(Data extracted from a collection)
.....

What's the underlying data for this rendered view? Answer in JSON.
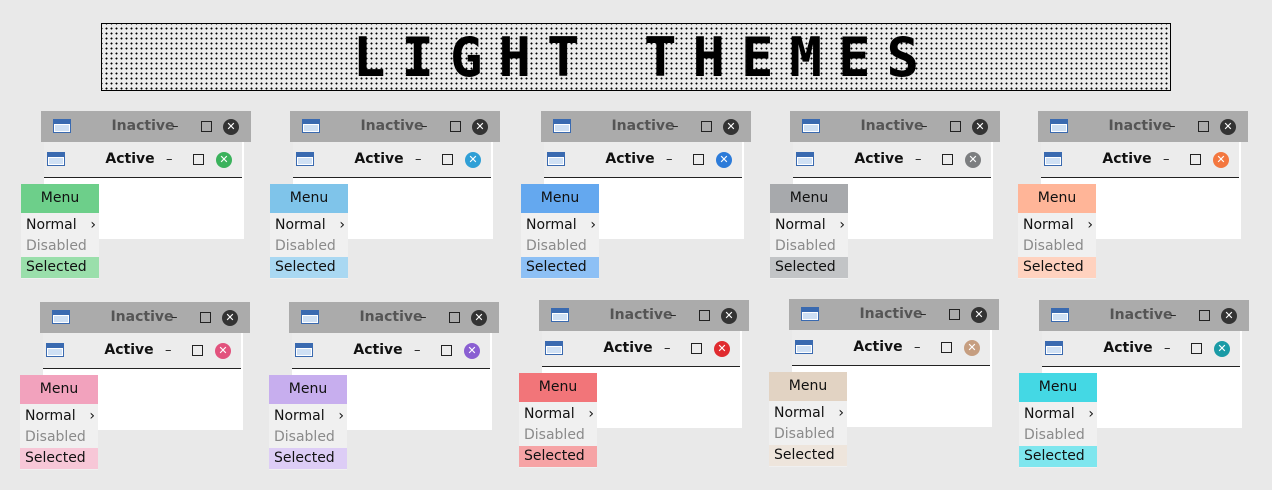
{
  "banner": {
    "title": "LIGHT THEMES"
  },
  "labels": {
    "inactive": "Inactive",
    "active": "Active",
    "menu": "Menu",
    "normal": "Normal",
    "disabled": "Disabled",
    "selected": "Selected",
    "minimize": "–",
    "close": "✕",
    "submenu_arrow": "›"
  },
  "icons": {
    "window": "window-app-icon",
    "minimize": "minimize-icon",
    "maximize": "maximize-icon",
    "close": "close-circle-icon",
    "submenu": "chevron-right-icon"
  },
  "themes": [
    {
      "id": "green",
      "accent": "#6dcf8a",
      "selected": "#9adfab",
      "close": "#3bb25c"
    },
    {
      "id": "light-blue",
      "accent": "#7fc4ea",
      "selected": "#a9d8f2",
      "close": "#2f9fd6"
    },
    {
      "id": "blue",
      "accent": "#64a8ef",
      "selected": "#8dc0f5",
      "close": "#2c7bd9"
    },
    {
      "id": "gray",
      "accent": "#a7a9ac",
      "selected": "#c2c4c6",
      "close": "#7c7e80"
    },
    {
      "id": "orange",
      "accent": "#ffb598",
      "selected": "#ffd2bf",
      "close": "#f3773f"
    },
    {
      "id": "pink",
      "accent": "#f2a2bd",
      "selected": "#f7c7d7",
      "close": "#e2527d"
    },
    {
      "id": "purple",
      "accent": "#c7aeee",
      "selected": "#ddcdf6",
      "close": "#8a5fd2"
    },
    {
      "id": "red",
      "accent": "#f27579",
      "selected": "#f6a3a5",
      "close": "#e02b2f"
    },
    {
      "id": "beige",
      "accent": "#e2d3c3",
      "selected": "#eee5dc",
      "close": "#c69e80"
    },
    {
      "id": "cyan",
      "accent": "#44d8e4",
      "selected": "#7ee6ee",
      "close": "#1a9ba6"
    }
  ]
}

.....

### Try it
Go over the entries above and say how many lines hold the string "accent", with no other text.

### Task output
10